Amy Henderson is the founding CEO of TendLab, a consultancy addressing the challenges and opportunities parenthood brings into the workplace. TendLab's research-based approach reveals how parenthood can unlock career-critical skills--such as resiliency, courage, and the ability to collaborate--skills which are especially important during this COVID-19 pandemic.
Join Us to help #FlattenTheCurve AND support local business along the way. Eat lunch at home today — and use the money you saved to support others in need. Because We All Have the #PowerToHelp
As members of a fully remote team, we know we're extremely privileged not to have our livelihood directly impacted by COVID-19.
And while we're encouraging everyone who can to work from home to help flatten the curve, we know that not everyone has this luxury. We also know that many people are being forced to stay home without pay.
We wanted to do something to help support the individuals and small businesses who are being directly impacted by the economic effects of COVID-19, so we came up with the #LocalLunchChallenge.
If, like us, you're able to work remotely, eat your meals at home, etc., then please join us in supporting those who are being directly impacted by this pandemic.
If we all come together, it doesn't take much to make a difference — even donating the amount you would have spent on lunch had you gone out today, or buying a gift card, can be a great way to support those whose livelihood has been jeopardized by this pandemic. Whether you want to give to a local restaurant, or support an organization that's helping to feed the millions of children who relied on meals at school each day, no amount is too small!
How You Can Participate
- Take a pic of your lunch on/near your remote workspace. If you've got a makeshift workspace, even better! We're trying to share, not shame.
- Post your picture with the following caption & hashtags (depending on what you're doing, your preference, etc.):
- I'm doing the #LocalLunchChallenge by ordering carryout from locally-owned restaurants to help them stay open. I challenge these 5 friends with the #PowerToHelp and participate in their community: tag 5 friends [pic of your delivery food at your desk, tag the restaurant to get them some business]. #FlattenTheCurve
- For the #LocalLunchChallenge I'm donating the money I would have spent eating out to my local food bank. I challenge these 5 friends with the #PowerToHelp and participate in their community: tag 5 friends [pic of your lunch at your desk, tag the foodbank/Meals On Wheels/local org donating food/etc.]. #FlattenTheCurve
- Or come up with a post of your own!
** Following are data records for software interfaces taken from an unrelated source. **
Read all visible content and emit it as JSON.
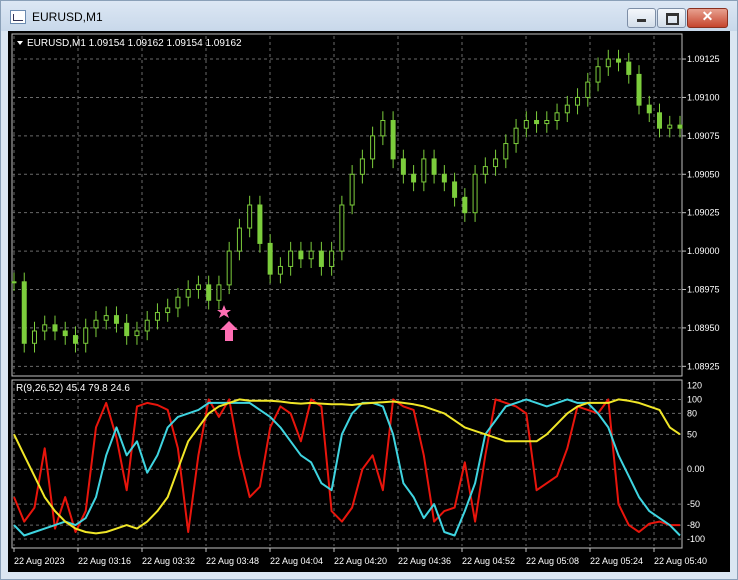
{
  "window": {
    "title": "EURUSD,M1",
    "close_glyph": "✕",
    "icons": [
      "chart-window-icon",
      "minimize-icon",
      "maximize-icon",
      "close-icon",
      "dropdown-triangle-icon",
      "buy-arrow-icon",
      "star-icon"
    ]
  },
  "main_chart": {
    "symbol_info": "EURUSD,M1  1.09154 1.09162 1.09154 1.09162",
    "price_ticks": [
      "1.09125",
      "1.09100",
      "1.09075",
      "1.09050",
      "1.09025",
      "1.09000",
      "1.08975",
      "1.08950",
      "1.08925"
    ],
    "candle_color": "#7ccd3c"
  },
  "indicator": {
    "label": "R(9,26,52) 45.4 79.8 24.6",
    "level_ticks": [
      "120",
      "100",
      "80",
      "50",
      "0.00",
      "-50",
      "-80",
      "-100"
    ],
    "colors": {
      "fast": "#e8150c",
      "medium": "#3fd4e0",
      "slow": "#f0e628"
    }
  },
  "time_axis": {
    "labels": [
      "22 Aug 2023",
      "22 Aug 03:16",
      "22 Aug 03:32",
      "22 Aug 03:48",
      "22 Aug 04:04",
      "22 Aug 04:20",
      "22 Aug 04:36",
      "22 Aug 04:52",
      "22 Aug 05:08",
      "22 Aug 05:24",
      "22 Aug 05:40"
    ]
  },
  "chart_data": {
    "type": "line",
    "x": [
      "02:59",
      "03:02",
      "03:04",
      "03:06",
      "03:09",
      "03:11",
      "03:14",
      "03:16",
      "03:19",
      "03:21",
      "03:24",
      "03:26",
      "03:29",
      "03:32",
      "03:34",
      "03:36",
      "03:39",
      "03:41",
      "03:44",
      "03:47",
      "03:49",
      "03:51",
      "03:54",
      "03:56",
      "03:59",
      "04:02",
      "04:04",
      "04:06",
      "04:09",
      "04:11",
      "04:14",
      "04:16",
      "04:19",
      "04:21",
      "04:24",
      "04:26",
      "04:29",
      "04:31",
      "04:34",
      "04:36",
      "04:39",
      "04:41",
      "04:44",
      "04:46",
      "04:49",
      "04:51",
      "04:54",
      "04:56",
      "04:59",
      "05:01",
      "05:04",
      "05:07",
      "05:09",
      "05:11",
      "05:14",
      "05:17",
      "05:19",
      "05:21",
      "05:24",
      "05:27",
      "05:29",
      "05:31",
      "05:34",
      "05:36",
      "05:39",
      "05:41"
    ],
    "series": [
      {
        "values": [
          1.0898,
          1.0894,
          1.08948,
          1.08952,
          1.08948,
          1.08945,
          1.0894,
          1.0895,
          1.08955,
          1.08958,
          1.08953,
          1.08945,
          1.08948,
          1.08955,
          1.0896,
          1.08963,
          1.0897,
          1.08975,
          1.08978,
          1.08968,
          1.08978,
          1.09,
          1.09015,
          1.0903,
          1.09005,
          1.08985,
          1.0899,
          1.09,
          1.08995,
          1.09,
          1.0899,
          1.09,
          1.0903,
          1.0905,
          1.0906,
          1.09075,
          1.09085,
          1.0906,
          1.0905,
          1.09045,
          1.0906,
          1.0905,
          1.09045,
          1.09035,
          1.09025,
          1.0905,
          1.09055,
          1.0906,
          1.0907,
          1.0908,
          1.09085,
          1.09083,
          1.09085,
          1.0909,
          1.09095,
          1.091,
          1.0911,
          1.0912,
          1.09125,
          1.09123,
          1.09115,
          1.09095,
          1.0909,
          1.0908,
          1.09082,
          1.0908
        ]
      },
      {
        "values": [
          -40,
          -75,
          -55,
          30,
          -85,
          -40,
          -90,
          -60,
          60,
          95,
          45,
          -30,
          90,
          95,
          92,
          85,
          30,
          -90,
          20,
          100,
          75,
          100,
          20,
          -40,
          -25,
          60,
          90,
          80,
          40,
          100,
          90,
          -60,
          -75,
          -55,
          0,
          20,
          -30,
          100,
          90,
          85,
          20,
          -75,
          -60,
          -55,
          10,
          -75,
          20,
          100,
          95,
          90,
          80,
          -30,
          -20,
          -10,
          30,
          90,
          85,
          80,
          100,
          -50,
          -80,
          -90,
          -78,
          -75,
          -80,
          -80
        ]
      },
      {
        "values": [
          -80,
          -95,
          -90,
          -85,
          -80,
          -75,
          -80,
          -70,
          -40,
          20,
          60,
          20,
          40,
          -5,
          20,
          60,
          75,
          80,
          85,
          95,
          95,
          95,
          95,
          95,
          85,
          75,
          60,
          40,
          20,
          10,
          -20,
          -30,
          50,
          80,
          95,
          95,
          90,
          50,
          -20,
          -40,
          -70,
          -50,
          -90,
          -95,
          -60,
          -20,
          50,
          70,
          90,
          95,
          100,
          95,
          90,
          95,
          100,
          95,
          95,
          80,
          60,
          20,
          -10,
          -40,
          -60,
          -70,
          -80,
          -95
        ]
      },
      {
        "values": [
          50,
          20,
          -10,
          -40,
          -60,
          -75,
          -85,
          -90,
          -92,
          -90,
          -85,
          -80,
          -85,
          -75,
          -60,
          -40,
          0,
          40,
          60,
          80,
          90,
          95,
          100,
          98,
          98,
          98,
          97,
          95,
          94,
          95,
          94,
          93,
          93,
          92,
          94,
          95,
          96,
          97,
          95,
          93,
          90,
          85,
          80,
          70,
          60,
          55,
          50,
          45,
          40,
          40,
          40,
          40,
          50,
          65,
          80,
          90,
          95,
          95,
          95,
          100,
          98,
          95,
          90,
          85,
          60,
          50
        ]
      }
    ],
    "yrange_price": [
      1.0892,
      1.0914
    ],
    "yrange_indicator": [
      -110,
      125
    ],
    "grid": true
  }
}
Just be sure to make a donation to a local organization in need and use #PowerToHelp and #LocalLunchChallenge.